Seattle's Affordable Housing Plan: For Developers, It's Carrots Served With A Side Of Sticks
Seattle Mayor Ed Murray has revealed what he’s calling a “grand bargain” to ease the city’s affordable housing crunch, and it relies on a series of carrots and sticks for developers.
The heart of the plan is a proposal to let developers build bigger buildings in exchange for creating thousands of new affordable units, and charging new fees on commercial developments.
The city’s zoning map would change significantly. In zones where multifamily buildings are allowed, new developments could add an extra floor to their apartment or condo buildings. The developers would then have to make 5-7 percent of their units affordable to someone earning less than 60 percent of the area median income – about $37,680 for an individual. The developer could choose to pay a fee instead, which would fund affordable housing elsewhere.
Not “Plowing Under Every Single-Family Neighborhood”

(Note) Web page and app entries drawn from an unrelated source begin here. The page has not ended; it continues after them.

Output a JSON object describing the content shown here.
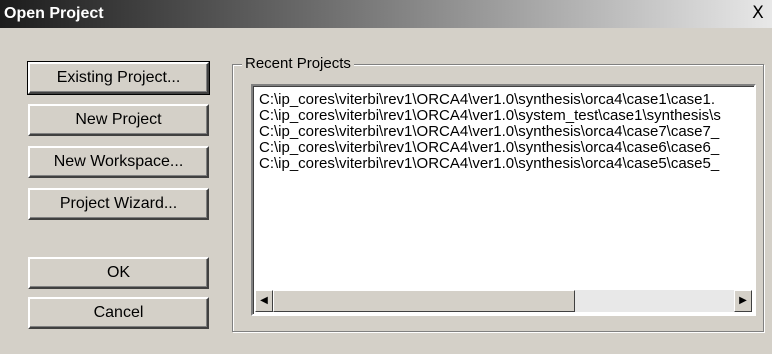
{
  "window": {
    "title": "Open Project",
    "close_glyph": "X"
  },
  "buttons": {
    "existing_project": "Existing Project...",
    "new_project": "New Project",
    "new_workspace": "New Workspace...",
    "project_wizard": "Project Wizard...",
    "ok": "OK",
    "cancel": "Cancel"
  },
  "recent": {
    "legend": "Recent Projects",
    "items": [
      "C:\\ip_cores\\viterbi\\rev1\\ORCA4\\ver1.0\\synthesis\\orca4\\case1\\case1.",
      "C:\\ip_cores\\viterbi\\rev1\\ORCA4\\ver1.0\\system_test\\case1\\synthesis\\s",
      "C:\\ip_cores\\viterbi\\rev1\\ORCA4\\ver1.0\\synthesis\\orca4\\case7\\case7_",
      "C:\\ip_cores\\viterbi\\rev1\\ORCA4\\ver1.0\\synthesis\\orca4\\case6\\case6_",
      "C:\\ip_cores\\viterbi\\rev1\\ORCA4\\ver1.0\\synthesis\\orca4\\case5\\case5_"
    ]
  },
  "scrollbar": {
    "left_arrow": "◀",
    "right_arrow": "▶"
  },
  "colors": {
    "face": "#d4d0c8",
    "title_start": "#1c1c1c",
    "title_end": "#e8e8e8"
  }
}
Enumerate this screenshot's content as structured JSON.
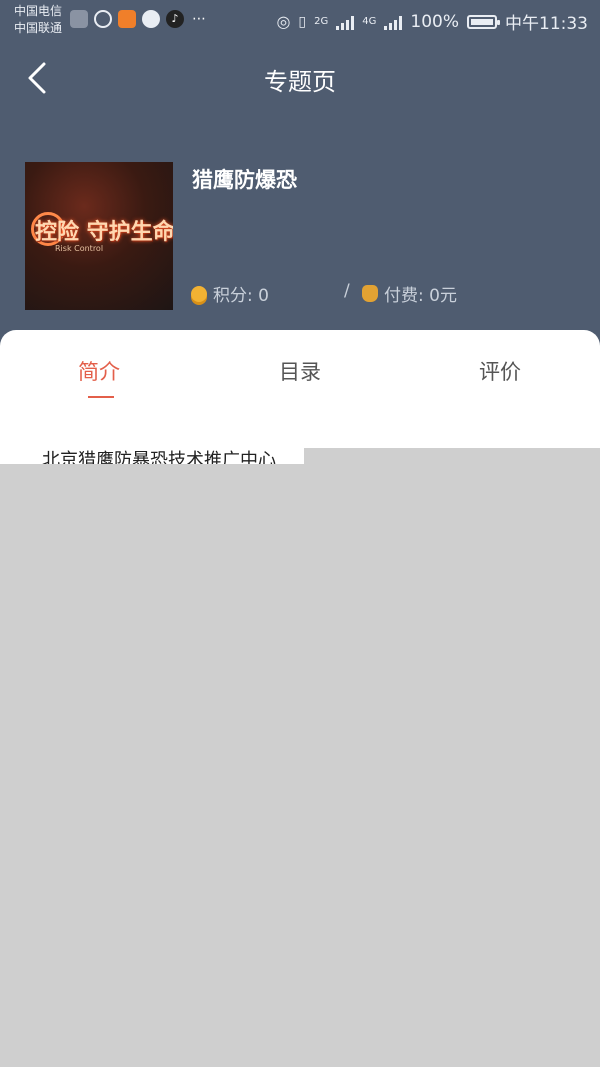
{
  "status_bar": {
    "carrier_1": "中国电信",
    "carrier_2": "中国联通",
    "battery": "100%",
    "time": "中午11:33",
    "network_2g": "2G",
    "network_4g": "4G"
  },
  "nav": {
    "title": "专题页"
  },
  "topic": {
    "name": "猎鹰防爆恐",
    "cover_text": "控险 守护生命",
    "cover_subtext": "Risk Control",
    "points_label": "积分: 0",
    "fee_label": "付费: 0元",
    "separator": "/"
  },
  "tabs": [
    {
      "label": "简介",
      "active": true
    },
    {
      "label": "目录",
      "active": false
    },
    {
      "label": "评价",
      "active": false
    }
  ],
  "intro": {
    "text": "北京猎鹰防暴恐技术推广中心"
  },
  "colors": {
    "header_bg": "#4f5c70",
    "accent": "#e35f4a"
  }
}
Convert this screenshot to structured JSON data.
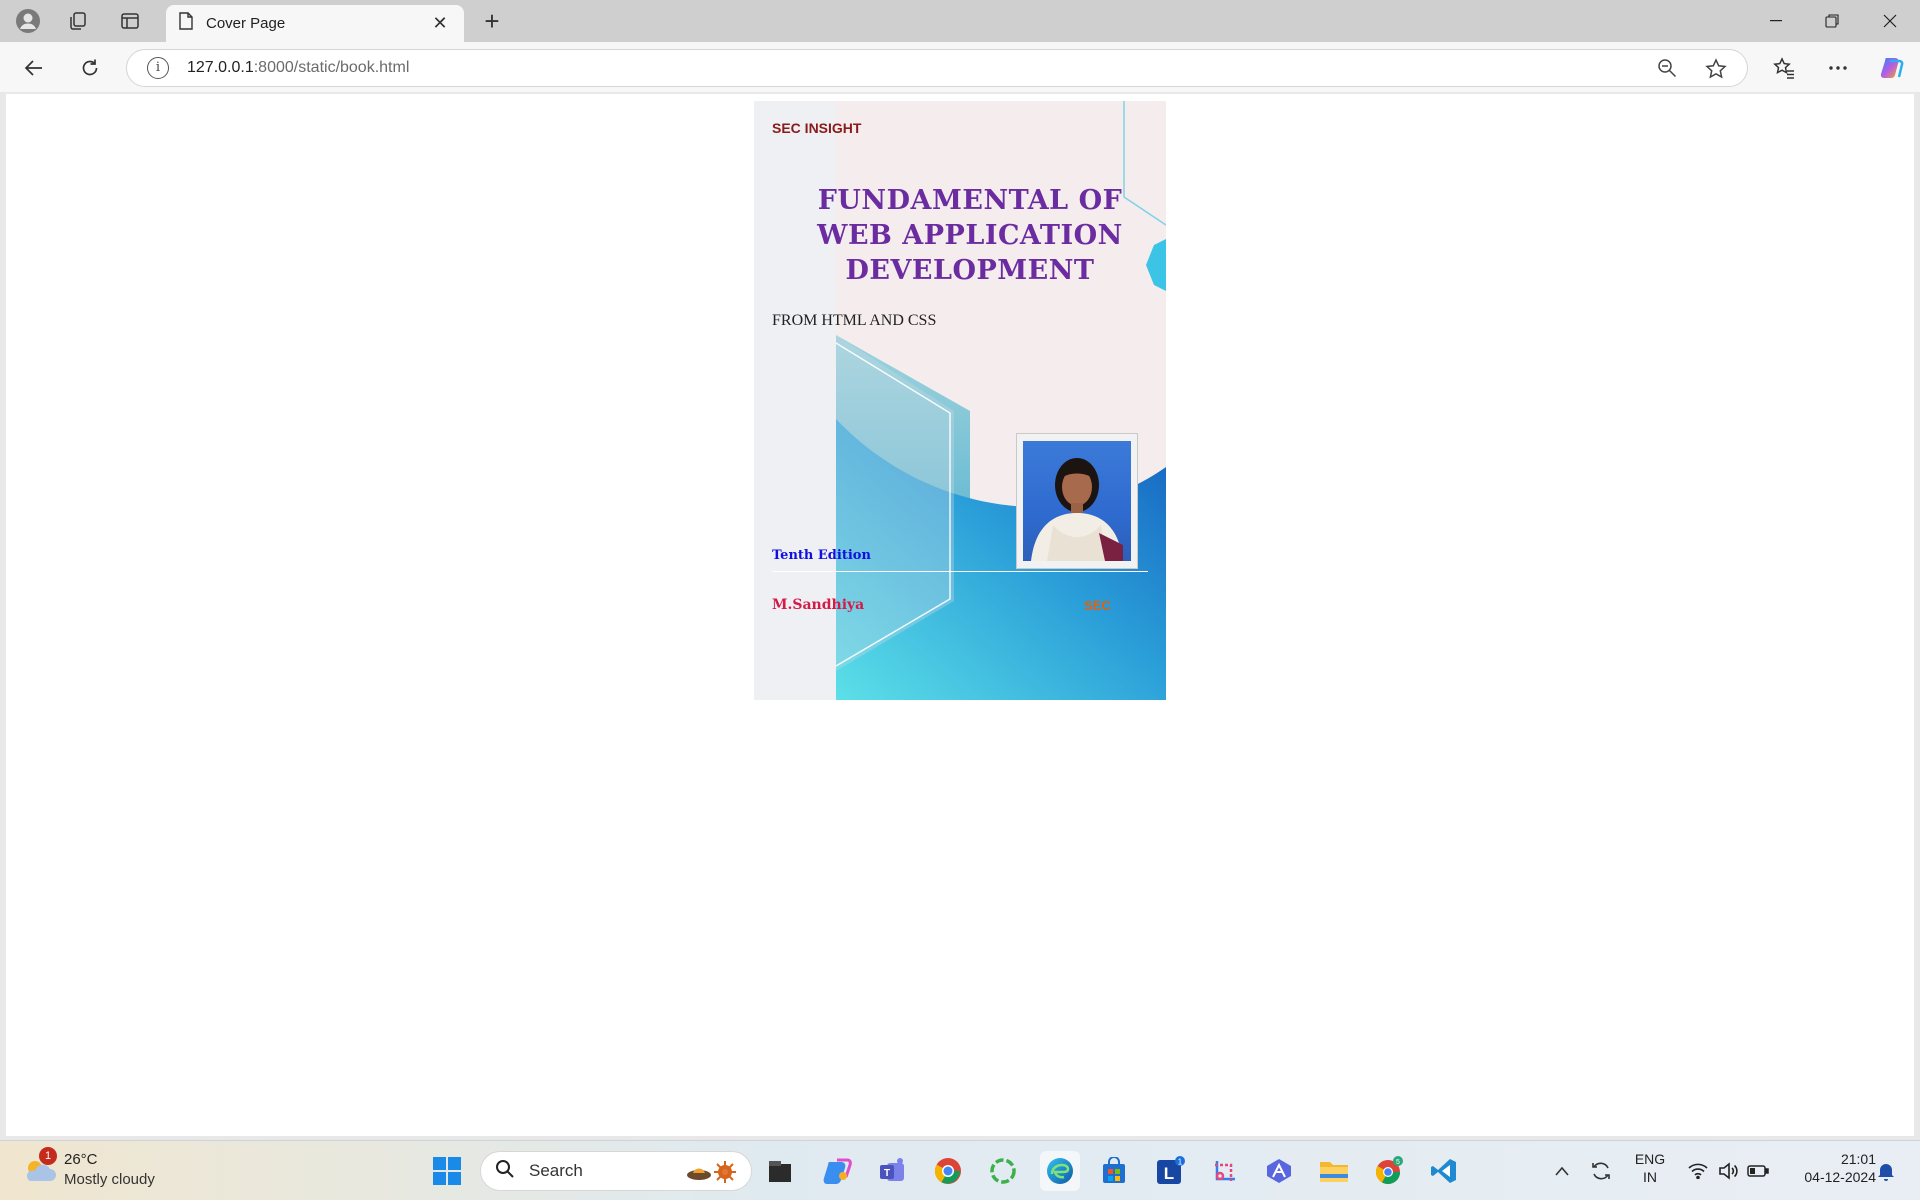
{
  "browser": {
    "tab_title": "Cover Page",
    "url_host": "127.0.0.1",
    "url_rest": ":8000/static/book.html"
  },
  "cover": {
    "brand": "SEC INSIGHT",
    "title_line1": "FUNDAMENTAL OF",
    "title_line2": "WEB APPLICATION",
    "title_line3": "DEVELOPMENT",
    "subtitle": "FROM HTML AND CSS",
    "edition": "Tenth Edition",
    "author": "M.Sandhiya",
    "publisher": "SEC",
    "colors": {
      "title": "#6a2ca0",
      "brand": "#8b1a1a",
      "edition": "#1010e0",
      "author": "#d41b48",
      "publisher": "#e06010",
      "wave_light": "#5ce0e8",
      "wave_dark": "#1560c0"
    }
  },
  "taskbar": {
    "weather_temp": "26°C",
    "weather_desc": "Mostly cloudy",
    "weather_badge": "1",
    "search_placeholder": "Search",
    "lang_line1": "ENG",
    "lang_line2": "IN",
    "time": "21:01",
    "date": "04-12-2024",
    "icons": [
      "start-icon",
      "search-icon",
      "file-explorer-dark-icon",
      "copilot-icon",
      "teams-icon",
      "chrome-icon",
      "ring-app-icon",
      "edge-icon",
      "store-icon",
      "l-app-icon",
      "snipping-tool-icon",
      "app-icon",
      "file-explorer-icon",
      "chrome-profile-icon",
      "vscode-icon"
    ]
  }
}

Some single family zones, which cover two-thirds of Seattle, would be upzoned to allow denser housing. The affected zones lie mainly inside or on the edges of designated “urban villages,” or along transit corridors.
Murray insisted the plan would not do away with single-family zoning, as a leaked draft of the report suggested.
“I want to say this again, because there’s been a little fun out there about us plowing under every single-family neighborhood,” Murray said. “Under our plan, 94 percent of existing single-family neighborhoods would see no upzones.”
However, all single-family zones citywide would in fact change to allow things like duplexes and triplexes that fit on the same footprint as a detached house. Murray also called for encouraging more cottages and mother-in-law units in those neighborhoods. The changes could be accomplished through re-writing codes.
An Alternative Plan
The list of 65 proposals passed the Housing Affordability and Livability Agenda Committee overwhelmingly, Murray said. Jon Grant, however, abstained. He is a former Tenants Union director and a candidate for the city council.
He has proposed an alternative plan, with the endorsements of council members Kshama Sawant and Nick Licata. It would impose those linkage fees on all developers citywide, not just commercial, and designate more of the units for people making less than 30 percent of the median income.
Grant still called the mayor’s plan a “good start” ad said he doesn’t oppose it.
Mayor Murray said he expects the changes to take at least two years to clear the city council. They intend to begin with the commercial linkage fees.